An authoritative and gorgeously illustrated survey of Victorian jewelry that focuses on "secondary" jewelry, characterized by bold, playful, romantic and modern designs. The many styles of Victorian jewelry presented in this volume are selected from the best collections in the United States and abroad, and shown here in specially commissioned, exclusive color photographs. The photographs showcase the glorious color and style of the rich variety of materials, including Scottish Agate, malachite, and granite, the amazingly modern niello, and the stark black beauty of Whitby jet. For more than half a century, during the reign of Queen Victoria, England and Europe produced some of the most delightful flights of fancy that jewelry has ever taken.

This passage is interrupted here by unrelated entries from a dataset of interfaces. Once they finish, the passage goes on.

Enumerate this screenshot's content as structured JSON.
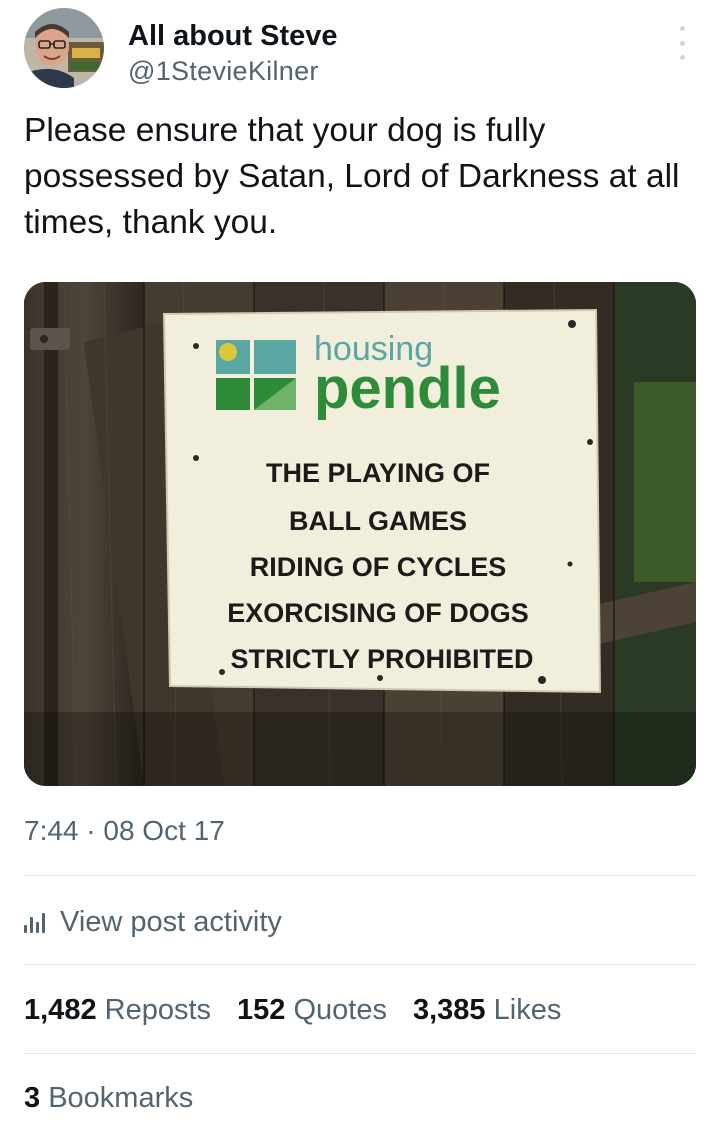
{
  "author": {
    "name": "All about Steve",
    "handle": "@1StevieKilner"
  },
  "post": {
    "text": "Please ensure that your dog is fully possessed by Satan, Lord of Darkness at all times, thank you.",
    "timestamp": "7:44 · 08 Oct 17"
  },
  "media": {
    "sign": {
      "brand_top": "housing",
      "brand_bottom": "pendle",
      "lines": [
        "THE PLAYING OF",
        "BALL GAMES",
        "RIDING OF CYCLES",
        "EXORCISING OF DOGS",
        "STRICTLY PROHIBITED"
      ]
    },
    "colors": {
      "brand_green": "#2e8b3a",
      "brand_teal": "#5aa6a3",
      "sign_bg": "#f1eedc"
    }
  },
  "activity": {
    "label": "View post activity",
    "icon": "analytics-bars-icon"
  },
  "stats": {
    "reposts": {
      "count": "1,482",
      "label": "Reposts"
    },
    "quotes": {
      "count": "152",
      "label": "Quotes"
    },
    "likes": {
      "count": "3,385",
      "label": "Likes"
    },
    "bookmarks": {
      "count": "3",
      "label": "Bookmarks"
    }
  },
  "colors": {
    "text_primary": "#0f1419",
    "text_secondary": "#536471",
    "divider": "#e1e6ea"
  }
}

Long ignored because of the intrinsic worthlessness of its various materials, today these pieces are increasingly prized for their beauty and workmanship. Surprisingly, this period in jewelry--making did not follow the fussy, overly ornate style that characterized the Victorian era, but rather promoted bold, playful, romantic and "modern" styles.

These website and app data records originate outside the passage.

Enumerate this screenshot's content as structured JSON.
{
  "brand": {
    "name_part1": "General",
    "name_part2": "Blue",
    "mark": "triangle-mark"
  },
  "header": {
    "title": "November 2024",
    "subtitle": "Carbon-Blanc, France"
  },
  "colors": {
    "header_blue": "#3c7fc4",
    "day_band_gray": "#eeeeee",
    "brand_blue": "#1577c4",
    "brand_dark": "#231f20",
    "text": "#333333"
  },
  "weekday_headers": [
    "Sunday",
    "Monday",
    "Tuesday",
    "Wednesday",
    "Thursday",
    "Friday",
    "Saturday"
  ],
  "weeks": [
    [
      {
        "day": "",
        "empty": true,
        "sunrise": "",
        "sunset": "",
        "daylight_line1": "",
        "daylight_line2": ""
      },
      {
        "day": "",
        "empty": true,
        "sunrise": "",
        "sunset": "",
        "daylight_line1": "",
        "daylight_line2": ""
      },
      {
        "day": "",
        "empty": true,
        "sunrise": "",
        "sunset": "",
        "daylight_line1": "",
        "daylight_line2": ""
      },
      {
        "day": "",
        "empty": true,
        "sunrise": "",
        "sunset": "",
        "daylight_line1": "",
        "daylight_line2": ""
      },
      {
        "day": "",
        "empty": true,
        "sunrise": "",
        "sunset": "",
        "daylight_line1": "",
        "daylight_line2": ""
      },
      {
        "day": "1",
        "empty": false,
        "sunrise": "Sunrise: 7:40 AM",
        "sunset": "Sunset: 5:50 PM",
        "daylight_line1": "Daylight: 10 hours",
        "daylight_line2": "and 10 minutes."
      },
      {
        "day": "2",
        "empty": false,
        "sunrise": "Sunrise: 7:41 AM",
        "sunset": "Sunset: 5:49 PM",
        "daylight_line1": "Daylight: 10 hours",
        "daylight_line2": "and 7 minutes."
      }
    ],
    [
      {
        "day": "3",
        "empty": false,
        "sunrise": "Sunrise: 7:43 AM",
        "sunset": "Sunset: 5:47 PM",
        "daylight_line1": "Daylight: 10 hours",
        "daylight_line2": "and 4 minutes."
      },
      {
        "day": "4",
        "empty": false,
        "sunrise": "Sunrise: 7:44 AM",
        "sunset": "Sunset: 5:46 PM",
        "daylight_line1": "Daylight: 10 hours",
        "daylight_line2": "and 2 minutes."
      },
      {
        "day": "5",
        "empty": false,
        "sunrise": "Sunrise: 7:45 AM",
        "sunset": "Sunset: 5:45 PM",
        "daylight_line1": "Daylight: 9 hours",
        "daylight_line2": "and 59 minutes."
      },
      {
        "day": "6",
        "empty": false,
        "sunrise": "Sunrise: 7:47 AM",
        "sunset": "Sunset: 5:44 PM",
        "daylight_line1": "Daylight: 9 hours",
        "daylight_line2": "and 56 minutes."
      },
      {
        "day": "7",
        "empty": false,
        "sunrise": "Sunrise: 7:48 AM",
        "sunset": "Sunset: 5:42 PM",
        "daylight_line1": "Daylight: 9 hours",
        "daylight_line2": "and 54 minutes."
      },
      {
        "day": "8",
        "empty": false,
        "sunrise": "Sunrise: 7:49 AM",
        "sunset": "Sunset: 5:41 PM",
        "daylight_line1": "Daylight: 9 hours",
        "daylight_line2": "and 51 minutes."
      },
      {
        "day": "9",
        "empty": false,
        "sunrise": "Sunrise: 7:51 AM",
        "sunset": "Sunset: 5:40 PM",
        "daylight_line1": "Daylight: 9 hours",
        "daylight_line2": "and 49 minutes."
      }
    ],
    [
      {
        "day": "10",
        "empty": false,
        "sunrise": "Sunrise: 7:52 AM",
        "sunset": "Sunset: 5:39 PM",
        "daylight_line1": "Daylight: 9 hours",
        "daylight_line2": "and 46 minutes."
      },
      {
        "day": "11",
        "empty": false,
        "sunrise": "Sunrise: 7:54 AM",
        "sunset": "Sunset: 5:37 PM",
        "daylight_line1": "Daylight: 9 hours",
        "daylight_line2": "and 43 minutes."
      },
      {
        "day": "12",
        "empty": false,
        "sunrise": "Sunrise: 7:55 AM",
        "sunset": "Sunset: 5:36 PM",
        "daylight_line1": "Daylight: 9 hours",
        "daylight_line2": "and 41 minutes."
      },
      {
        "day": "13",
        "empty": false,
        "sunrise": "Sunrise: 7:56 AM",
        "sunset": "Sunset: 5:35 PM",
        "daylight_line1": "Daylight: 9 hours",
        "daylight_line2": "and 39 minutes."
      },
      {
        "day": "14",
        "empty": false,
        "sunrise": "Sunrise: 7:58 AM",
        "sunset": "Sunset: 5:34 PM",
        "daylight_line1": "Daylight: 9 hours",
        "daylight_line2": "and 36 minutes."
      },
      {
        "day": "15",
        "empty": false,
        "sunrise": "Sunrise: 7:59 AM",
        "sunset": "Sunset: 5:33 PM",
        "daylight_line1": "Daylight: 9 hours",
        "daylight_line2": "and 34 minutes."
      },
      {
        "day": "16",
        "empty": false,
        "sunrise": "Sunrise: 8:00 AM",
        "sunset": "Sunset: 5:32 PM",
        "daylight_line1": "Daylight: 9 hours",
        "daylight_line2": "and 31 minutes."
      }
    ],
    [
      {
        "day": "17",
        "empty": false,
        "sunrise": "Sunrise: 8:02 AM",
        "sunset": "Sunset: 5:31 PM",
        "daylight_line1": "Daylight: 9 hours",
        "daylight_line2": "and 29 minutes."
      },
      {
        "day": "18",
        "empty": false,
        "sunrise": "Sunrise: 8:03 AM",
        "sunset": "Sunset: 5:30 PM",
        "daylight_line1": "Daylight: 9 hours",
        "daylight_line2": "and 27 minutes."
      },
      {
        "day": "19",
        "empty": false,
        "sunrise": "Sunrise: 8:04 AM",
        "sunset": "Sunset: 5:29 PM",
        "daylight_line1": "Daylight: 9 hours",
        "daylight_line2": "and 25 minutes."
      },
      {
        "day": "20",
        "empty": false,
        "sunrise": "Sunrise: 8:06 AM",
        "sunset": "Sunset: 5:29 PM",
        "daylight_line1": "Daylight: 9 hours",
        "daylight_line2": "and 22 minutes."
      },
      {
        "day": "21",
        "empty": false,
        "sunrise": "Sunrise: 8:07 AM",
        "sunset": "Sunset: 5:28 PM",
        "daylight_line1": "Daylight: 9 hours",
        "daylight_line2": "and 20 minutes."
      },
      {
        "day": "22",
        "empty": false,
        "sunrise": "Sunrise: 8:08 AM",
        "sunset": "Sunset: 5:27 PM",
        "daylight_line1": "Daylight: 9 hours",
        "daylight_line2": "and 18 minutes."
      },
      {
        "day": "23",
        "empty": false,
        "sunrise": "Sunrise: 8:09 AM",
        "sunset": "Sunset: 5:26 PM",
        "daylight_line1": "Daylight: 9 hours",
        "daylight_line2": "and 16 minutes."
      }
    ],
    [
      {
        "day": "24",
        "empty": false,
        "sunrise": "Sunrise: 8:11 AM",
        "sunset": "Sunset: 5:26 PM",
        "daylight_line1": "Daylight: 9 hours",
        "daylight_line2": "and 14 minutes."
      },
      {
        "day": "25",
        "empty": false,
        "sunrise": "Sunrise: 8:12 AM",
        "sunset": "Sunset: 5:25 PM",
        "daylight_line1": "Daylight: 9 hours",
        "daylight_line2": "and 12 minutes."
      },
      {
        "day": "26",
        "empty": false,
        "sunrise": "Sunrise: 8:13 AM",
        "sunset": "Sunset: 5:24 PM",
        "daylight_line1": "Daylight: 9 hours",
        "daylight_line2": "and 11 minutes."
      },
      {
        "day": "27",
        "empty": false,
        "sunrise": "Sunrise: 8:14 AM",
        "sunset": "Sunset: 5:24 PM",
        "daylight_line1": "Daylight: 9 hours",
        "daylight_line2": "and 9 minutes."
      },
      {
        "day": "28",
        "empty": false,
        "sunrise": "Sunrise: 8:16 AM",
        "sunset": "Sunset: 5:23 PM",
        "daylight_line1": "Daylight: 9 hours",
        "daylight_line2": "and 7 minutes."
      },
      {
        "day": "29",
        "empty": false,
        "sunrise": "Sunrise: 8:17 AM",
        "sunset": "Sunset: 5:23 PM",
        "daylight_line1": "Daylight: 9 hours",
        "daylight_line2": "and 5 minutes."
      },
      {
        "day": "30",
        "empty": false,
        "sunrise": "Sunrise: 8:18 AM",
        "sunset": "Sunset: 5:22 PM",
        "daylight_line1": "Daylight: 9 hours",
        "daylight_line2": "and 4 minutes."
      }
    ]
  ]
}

Some of the most unusual pieces were constructed with materials including hair, lava, coal iron, and aluminum. The text gives authoritative and fascinating historical context to the uses of these materials and designs. Many of the most sought-after pieces are made of silver, and popular designs include stars, anchors, hearts, bows and outstretched hands.

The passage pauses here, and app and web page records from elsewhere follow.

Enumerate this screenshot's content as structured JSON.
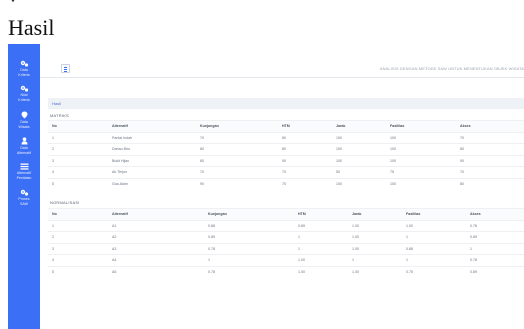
{
  "caption": {
    "title": "Hasil"
  },
  "sidebar": {
    "items": [
      {
        "label_lines": [
          "Data",
          "Kriteria"
        ],
        "icon": "gears-icon"
      },
      {
        "label_lines": [
          "Nilai",
          "Kriteria"
        ],
        "icon": "gears-icon"
      },
      {
        "label_lines": [
          "Data",
          "Wisata"
        ],
        "icon": "map-pin-icon"
      },
      {
        "label_lines": [
          "Data",
          "Alternatif"
        ],
        "icon": "user-icon"
      },
      {
        "label_lines": [
          "Alternatif",
          "Penilaian"
        ],
        "icon": "list-icon"
      },
      {
        "label_lines": [
          "Proses",
          "SAW"
        ],
        "icon": "gears-icon"
      }
    ]
  },
  "topbar": {
    "right_text": "ANALISIS DENGAN METODE SAW UNTUK MENENTUKAN OBJEK WISATA"
  },
  "breadcrumb": "Hasil",
  "matrix": {
    "title": "MATRIKS",
    "headers": [
      "No",
      "Alternatif",
      "Kunjungan",
      "HTM",
      "Jarak",
      "Fasilitas",
      "Akses"
    ],
    "rows": [
      [
        "1",
        "Pantai Indah",
        "70",
        "80",
        "100",
        "100",
        "70"
      ],
      [
        "2",
        "Danau Biru",
        "80",
        "80",
        "100",
        "100",
        "80"
      ],
      [
        "3",
        "Bukit Hijau",
        "80",
        "90",
        "100",
        "100",
        "90"
      ],
      [
        "4",
        "Air Terjun",
        "70",
        "70",
        "50",
        "75",
        "70"
      ],
      [
        "5",
        "Goa Alam",
        "90",
        "70",
        "100",
        "100",
        "80"
      ]
    ]
  },
  "normalisasi": {
    "title": "NORMALISASI",
    "headers": [
      "No",
      "Alternatif",
      "Kunjungan",
      "HTM",
      "Jarak",
      "Fasilitas",
      "Akses"
    ],
    "rows": [
      [
        "1",
        "A1",
        "0.88",
        "0.89",
        "1.00",
        "1.00",
        "0.78"
      ],
      [
        "2",
        "A2",
        "0.89",
        "1",
        "1.00",
        "1",
        "0.89"
      ],
      [
        "3",
        "A3",
        "0.78",
        "1",
        "1.00",
        "0.88",
        "1"
      ],
      [
        "4",
        "A4",
        "1",
        "1.00",
        "1",
        "1",
        "0.78"
      ],
      [
        "5",
        "A5",
        "0.78",
        "1.00",
        "1.00",
        "0.75",
        "0.89"
      ]
    ]
  }
}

Ginny Reddington Dawes, formerly a singer with a rock and roll band, is an accomplished songwriter and the composer of many well--known advertising jingles. Corinne Alster Davidov is a painter whose works have been widely exhibited, here and abroad. Both authors are avid collectors of Victorian jewelry, and private dealers tuned into up--and--coming trends in collectibles. This is their second collaboration; their first was The Bakelite Jewelry Book, from Abbeville Press.